The thing that sets these numerous other MPAs apart from Papahānaumokuākea is that fishing and other forms of resource extraction is allowed at other locations, whereas Papahānaumokuākea is an exclusive “no-take” zone. Before the expansion, just about 3 percent of all U.S. marine waters were “no-take” areas. The new delineation of Papahānaumokuākea increases that number to 13 percent – and, 98 percent of the protected ocean deemed “no-take” occurs in Papahānaumokuākea.
Determining a Compromise
Despite the dismay of the fisheries, a deal was settled. U.S. Senator Brian Schatz met Hawaii lawmakers halfway, allowing the far eastern end of Papahānaumokuākea to keep its original boundary, permitting the fisherman to return to business as usual inside their EEZ boundaries.
Even with the compromise settled, vehement opposition still arose from fishing industries. Edwin Ebisui Jr., chairman of the Western Pacific Regional Fishery Management Council, spearheaded a letter, along with seven other leaders in charge of regional fisheries along the U.S. coastline, to President Obama urging him to allow fishing to continue in any protected areas enacted under the Antiquities Act. The fishermen’s request was met with denial, as fishing inside Papahānaumokuākea will continue to be prohibited.
According to historian Douglas Brinkley, “Presidents in their last year of office need to do what’s visionary. It’s not about ‘what I can get in the last year.’ It’s about the long-term, which is the essence of conservation.”

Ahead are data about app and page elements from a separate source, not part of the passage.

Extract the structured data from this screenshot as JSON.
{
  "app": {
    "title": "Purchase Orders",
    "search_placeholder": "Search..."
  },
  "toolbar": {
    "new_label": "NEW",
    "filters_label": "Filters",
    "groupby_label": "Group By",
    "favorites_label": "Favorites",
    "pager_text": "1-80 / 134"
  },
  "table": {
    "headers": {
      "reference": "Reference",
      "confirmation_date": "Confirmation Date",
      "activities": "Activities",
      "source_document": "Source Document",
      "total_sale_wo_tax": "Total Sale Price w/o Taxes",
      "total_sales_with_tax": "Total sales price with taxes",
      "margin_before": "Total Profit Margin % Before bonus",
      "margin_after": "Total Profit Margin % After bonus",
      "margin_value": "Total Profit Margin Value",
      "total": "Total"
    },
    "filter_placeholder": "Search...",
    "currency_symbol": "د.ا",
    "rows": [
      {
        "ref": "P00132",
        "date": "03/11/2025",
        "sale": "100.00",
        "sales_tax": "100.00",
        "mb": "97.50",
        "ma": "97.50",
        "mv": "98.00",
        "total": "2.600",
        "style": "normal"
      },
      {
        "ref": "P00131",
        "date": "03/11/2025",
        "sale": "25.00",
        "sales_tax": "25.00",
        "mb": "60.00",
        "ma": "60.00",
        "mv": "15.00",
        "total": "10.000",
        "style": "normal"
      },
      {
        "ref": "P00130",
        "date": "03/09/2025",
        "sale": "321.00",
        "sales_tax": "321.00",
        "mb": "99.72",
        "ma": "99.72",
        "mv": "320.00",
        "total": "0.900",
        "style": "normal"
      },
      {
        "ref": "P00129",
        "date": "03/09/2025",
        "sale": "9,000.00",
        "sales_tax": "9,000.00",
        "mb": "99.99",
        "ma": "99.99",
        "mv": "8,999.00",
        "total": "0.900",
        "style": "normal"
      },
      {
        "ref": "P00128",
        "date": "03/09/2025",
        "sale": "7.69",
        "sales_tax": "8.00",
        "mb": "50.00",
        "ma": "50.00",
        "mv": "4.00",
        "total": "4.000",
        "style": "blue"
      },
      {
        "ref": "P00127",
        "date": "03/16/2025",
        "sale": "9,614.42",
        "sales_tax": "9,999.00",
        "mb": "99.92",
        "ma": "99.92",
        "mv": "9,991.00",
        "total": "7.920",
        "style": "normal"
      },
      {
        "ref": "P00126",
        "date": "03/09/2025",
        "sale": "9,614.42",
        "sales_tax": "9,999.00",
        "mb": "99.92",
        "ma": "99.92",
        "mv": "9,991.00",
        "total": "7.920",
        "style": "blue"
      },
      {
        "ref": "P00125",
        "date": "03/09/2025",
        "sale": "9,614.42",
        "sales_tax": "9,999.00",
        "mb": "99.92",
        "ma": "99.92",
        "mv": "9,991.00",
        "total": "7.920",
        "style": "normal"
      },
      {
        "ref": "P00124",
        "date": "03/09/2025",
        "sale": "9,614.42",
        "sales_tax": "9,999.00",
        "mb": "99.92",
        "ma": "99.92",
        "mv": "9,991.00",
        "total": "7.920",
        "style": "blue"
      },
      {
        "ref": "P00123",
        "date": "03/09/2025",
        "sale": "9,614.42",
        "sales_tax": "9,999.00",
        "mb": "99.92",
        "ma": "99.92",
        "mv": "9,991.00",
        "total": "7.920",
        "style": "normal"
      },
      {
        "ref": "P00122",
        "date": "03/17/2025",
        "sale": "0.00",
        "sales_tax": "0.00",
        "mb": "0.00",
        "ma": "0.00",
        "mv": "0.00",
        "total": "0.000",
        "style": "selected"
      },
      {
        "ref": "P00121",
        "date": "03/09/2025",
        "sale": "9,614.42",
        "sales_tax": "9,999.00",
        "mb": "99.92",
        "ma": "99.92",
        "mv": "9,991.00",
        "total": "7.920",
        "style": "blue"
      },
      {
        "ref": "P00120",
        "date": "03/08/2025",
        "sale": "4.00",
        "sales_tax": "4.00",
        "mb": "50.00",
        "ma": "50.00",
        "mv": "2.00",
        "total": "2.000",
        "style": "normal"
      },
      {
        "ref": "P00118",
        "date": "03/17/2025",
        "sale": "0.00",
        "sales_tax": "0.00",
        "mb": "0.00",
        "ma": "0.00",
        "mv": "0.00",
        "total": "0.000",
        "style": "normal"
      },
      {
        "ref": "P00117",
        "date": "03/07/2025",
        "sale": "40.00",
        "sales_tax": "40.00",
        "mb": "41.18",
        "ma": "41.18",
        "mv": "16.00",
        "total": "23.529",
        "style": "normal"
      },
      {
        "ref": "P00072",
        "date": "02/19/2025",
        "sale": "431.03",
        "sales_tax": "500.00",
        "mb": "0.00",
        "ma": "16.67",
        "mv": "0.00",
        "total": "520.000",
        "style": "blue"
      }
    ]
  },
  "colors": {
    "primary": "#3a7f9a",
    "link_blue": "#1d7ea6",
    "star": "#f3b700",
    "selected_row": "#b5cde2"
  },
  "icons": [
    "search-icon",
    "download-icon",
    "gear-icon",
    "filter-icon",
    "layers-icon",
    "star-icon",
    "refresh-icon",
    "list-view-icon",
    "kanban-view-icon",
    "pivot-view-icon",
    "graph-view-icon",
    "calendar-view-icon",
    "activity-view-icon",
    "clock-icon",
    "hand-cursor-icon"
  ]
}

All photos are from: http://news.nationalgeographic.com/2016/08/obama-creates-world-s-largest-park-off-hawaii/?utm_source=Facebook&utm_medium=Social&utm_content=link_fb20160826news-hawaii&utm_campaign=Content/&sf34386404=1